The Key to Retrofitting Corbels, Consoles and Other Supports

Corbels and consoles have long been used in architecture and design to provide a decorative element or support. Whether for something as hefty and complex as buttressing the cornerstone of a cathedral or as a slight design element beneath a slim countertop, wooden and stone corbels have been an essential element for years. But have they remained the same for too long? From the modillions of ancient Greece to the scrolling wooden slabs that inherit some aspects of the classical style, corbels haven’t changed all that much, and design experts and trendsetters, frankly, have had enough. Ornate and high-volume have gone out of style with more modern silhouettes, textures and colors taking hold. Rather than the chunky wooden consoles that used to hold up a 6-inch overhang, interior designers are opting for more counter space, further extensions and sleek, slim woods or metal—often stainless steel.

So what can a contractor or architect do when he or she walks in and discovers the designated location has a supported surface with undesirable add-ons? Removing conventionally installed corbels is a process that takes a bit of know-how and a lot of patience, but they can be easily replaced with supports that give a more modern feel.

Sam Schwartz, a carpenter and design specialist at Federal Brace with much experience in this area, says, “It’s important to take time and not rush, yank, pull or smash anything when removing corbels or consoles—unless, of course, the idea is a demolition.”

Schwartz’s advice is to preserve expensive countertops, conserve time and money, and minimize overall impact by simply removing the offending piece and replacing with a brace that provides similar or greater support.

  • If the piece is adhered to the cabinet or wall by caulking, cut along the console through the caulk, but avoid damage to the mounting surface by focusing on the piece itself.
  • If the piece is bolted or screwed to the mount surface, carefully remove the bolts or screws without stripping them; they become significantly more difficult to manage or remove without damaging the surfaces around them once stripped. These bolts or screws are sometimes hidden by wooden plugs, which must be located and removed. Find these by searching for mismatched grain or by gently probing areas that look as if they’ve been spackled or filled.
  • It is common with commercial construction to find glue, epoxy or silicone as the chosen fastener for corbels. If this is the case, pry the console or corbel little by little while cutting at the adherence with a knife or chisel until it can be safely removed. Silicone, in particular, may be easier to cut away. Removal solutions, such as acetone or other deglossers, should be used with caution; they can easily damage wood, finishes, floors, paint or drywall.
  • If worse comes to worst, your patience has evaporated and you’ve located a corbel that is nearly impossible to remove, a reciprocal saw may be used with extreme care to cut any fasteners that are unable to be removed through force. Use several layers of painter’s tape to protect the surrounding mount surface and then pry the corbel up to fit the saw beneath it. Carefully saw through remaining fasteners while being careful not to touch cabinetry or walls. Test your technique, first, in an area that is easily hidden from view.

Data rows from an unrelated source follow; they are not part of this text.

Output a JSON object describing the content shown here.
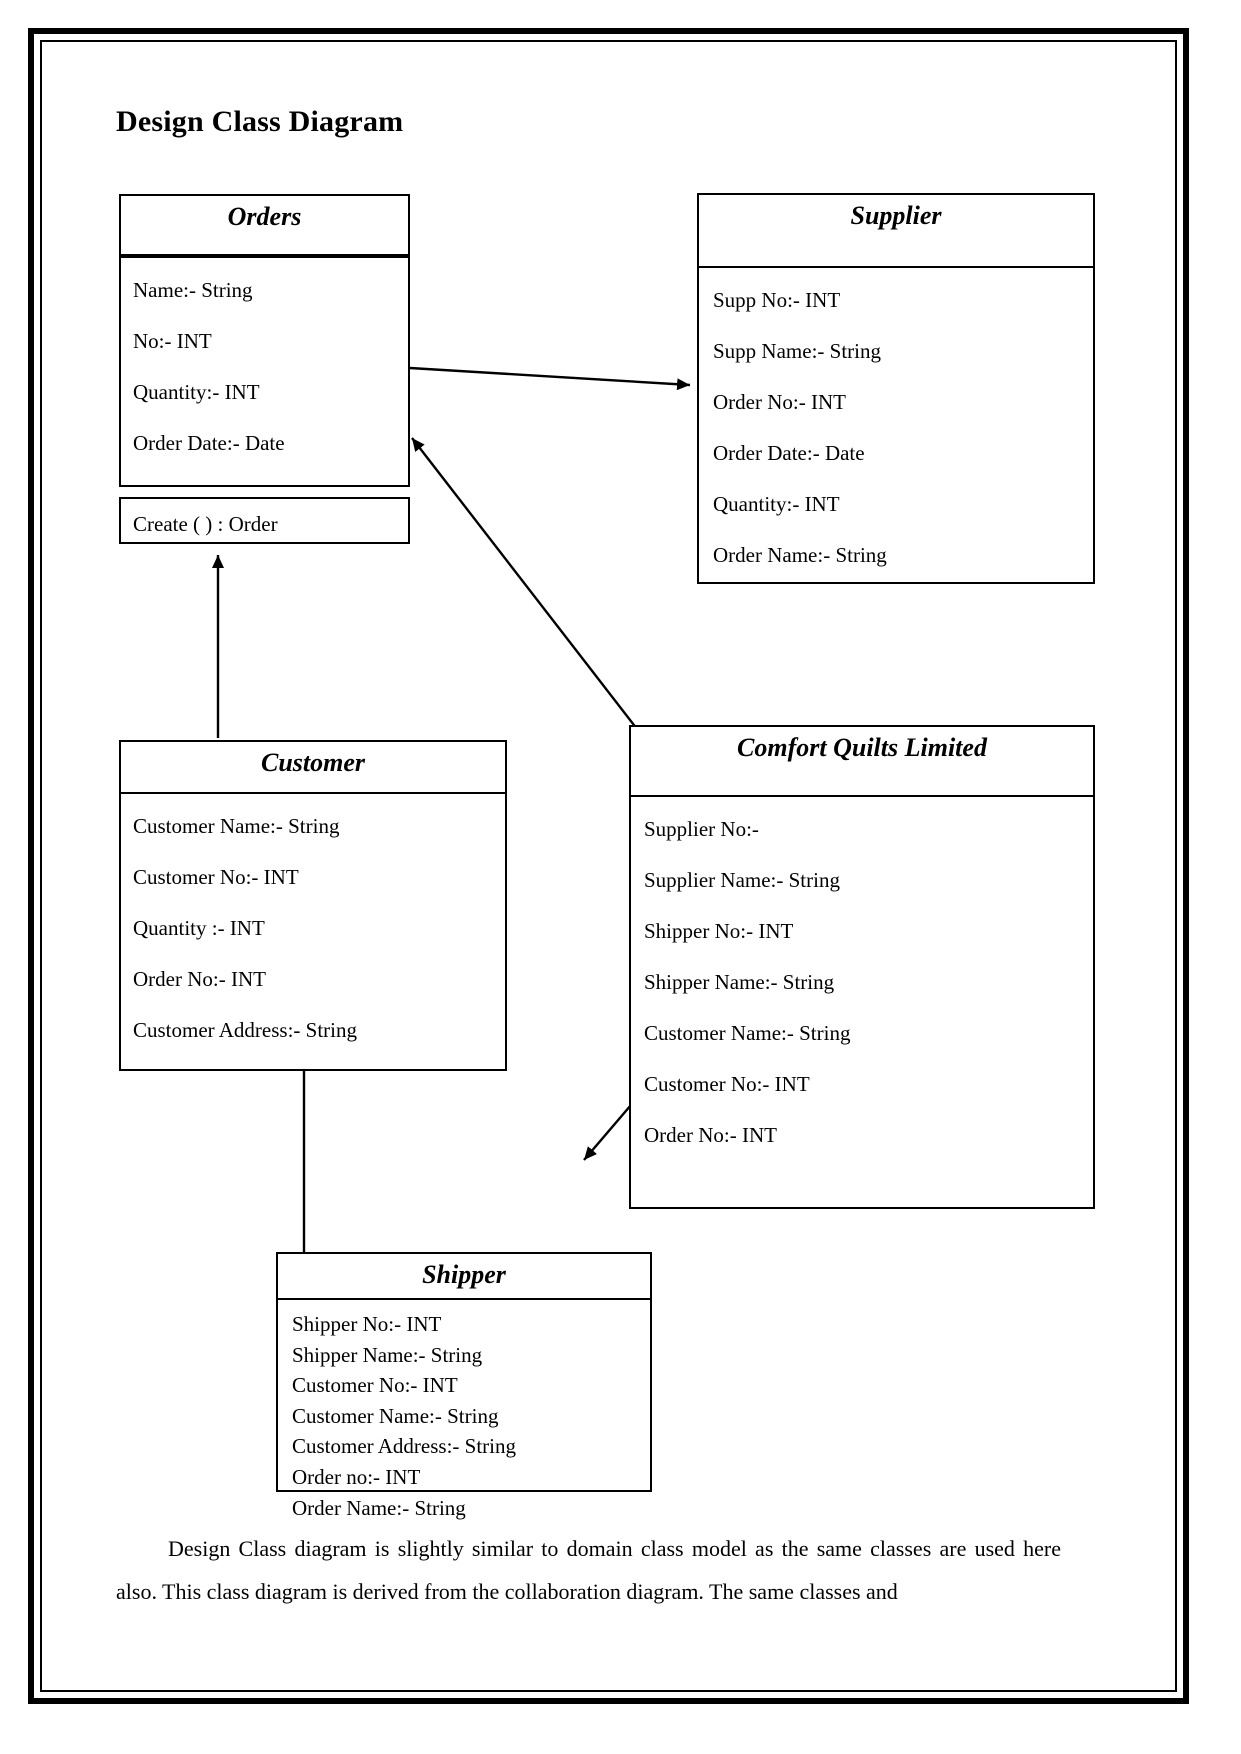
{
  "document": {
    "title": "Design Class Diagram",
    "paragraph_indent": "",
    "paragraph": "Design Class diagram is slightly similar to domain class model as the same classes are used here also. This class diagram is derived from the collaboration diagram. The same classes and"
  },
  "colors": {
    "page_border": "#000000",
    "box_border": "#000000",
    "text": "#000000",
    "background": "#ffffff"
  },
  "classes": [
    {
      "id": "orders",
      "name": "Orders",
      "attributes": [
        "Name:- String",
        "No:- INT",
        "Quantity:- INT",
        "Order Date:- Date"
      ],
      "methods": [
        "Create ( ) : Order"
      ]
    },
    {
      "id": "supplier",
      "name": "Supplier",
      "attributes": [
        "Supp No:- INT",
        "Supp Name:- String",
        "Order No:- INT",
        "Order Date:- Date",
        "Quantity:- INT",
        "Order Name:- String"
      ],
      "methods": []
    },
    {
      "id": "customer",
      "name": "Customer",
      "attributes": [
        "Customer Name:- String",
        "Customer No:- INT",
        "Quantity :- INT",
        "Order No:- INT",
        "Customer Address:- String"
      ],
      "methods": []
    },
    {
      "id": "comfort",
      "name": "Comfort Quilts Limited",
      "attributes": [
        "Supplier No:-",
        "Supplier Name:- String",
        "Shipper No:- INT",
        "Shipper Name:- String",
        "Customer Name:- String",
        "Customer No:- INT",
        "Order No:- INT"
      ],
      "methods": []
    },
    {
      "id": "shipper",
      "name": "Shipper",
      "attributes": [
        "Shipper No:- INT",
        "Shipper Name:- String",
        "Customer No:- INT",
        "Customer Name:- String",
        "Customer Address:- String",
        "Order no:- INT",
        "Order Name:- String"
      ],
      "methods": []
    }
  ],
  "associations": [
    {
      "id": "orders-to-supplier",
      "from": "Orders",
      "to": "Supplier",
      "arrow": "open"
    },
    {
      "id": "comfort-to-orders",
      "from": "Comfort Quilts Limited",
      "to": "Orders",
      "arrow": "open"
    },
    {
      "id": "customer-to-orders",
      "from": "Customer",
      "to": "Orders",
      "arrow": "open"
    },
    {
      "id": "shipper-to-customer",
      "from": "Shipper",
      "to": "Customer",
      "arrow": "open"
    },
    {
      "id": "comfort-to-shipper",
      "from": "Comfort Quilts Limited",
      "to": "Shipper",
      "arrow": "open"
    }
  ]
}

When it comes to retrofitting a modernized corbel or metal support to an existing counter, Schwartz indicates the process is much easier than taking off the old corbel. He states: “The key to retrofitting your support is to ensure full contact is made between the supporting top flange and the underside of the counter or shelf. If gaps are allowed in the new installation, you may get deflection, which would compromise the supported surface.”

With the available options in commercial and residential counter supports, designers and property owners can now retrofit a variety of applications to match their desired finished look. From low-profile to completely hidden to a self-supported reception counter, a retrofit design goal that can be imagined can often be realized. Through this relatively simple renovation, apartment managers, hotel owners, and commercial real-estate developers can update the look of their existing space while at that same time updating the support levels under their surfaces and serving counters. The step of removing corbels and retrofitting supports will add value and longevity to the property and ensure the space is safer for tenants or guests.

About the Author

Reagan Toal
Reagan Toal is the marketing manager at Belmont, N.C.-based Federal Brace, a design and manufacturing company within the hardware and hard-surfaces support industries.

2 Comments on "The Key to Retrofitting Corbels, Consoles and Other Supports"

  1. Thank you so much for reading, Catherine! You are correct, that is an awesome tool that some contractors may not know about. Of course, your everyday DIYer may not have access to a Speedheater, but they have a backup in all of the above removal methods. As always, the ultimate goal is to leave everything but the corbel undamaged to conserve time, money, and energy along with being more eco-friendly.

  2. Removal of an old corbel can be faster using infrared, low heat Speedheater. It softens adhesives including epoxy, glue, and silicone from most substrates. Once the adhesive is soft, the corbel can more easily be pried off WITHOUT damaging the substrate.

Leave a Reply

%d bloggers like this: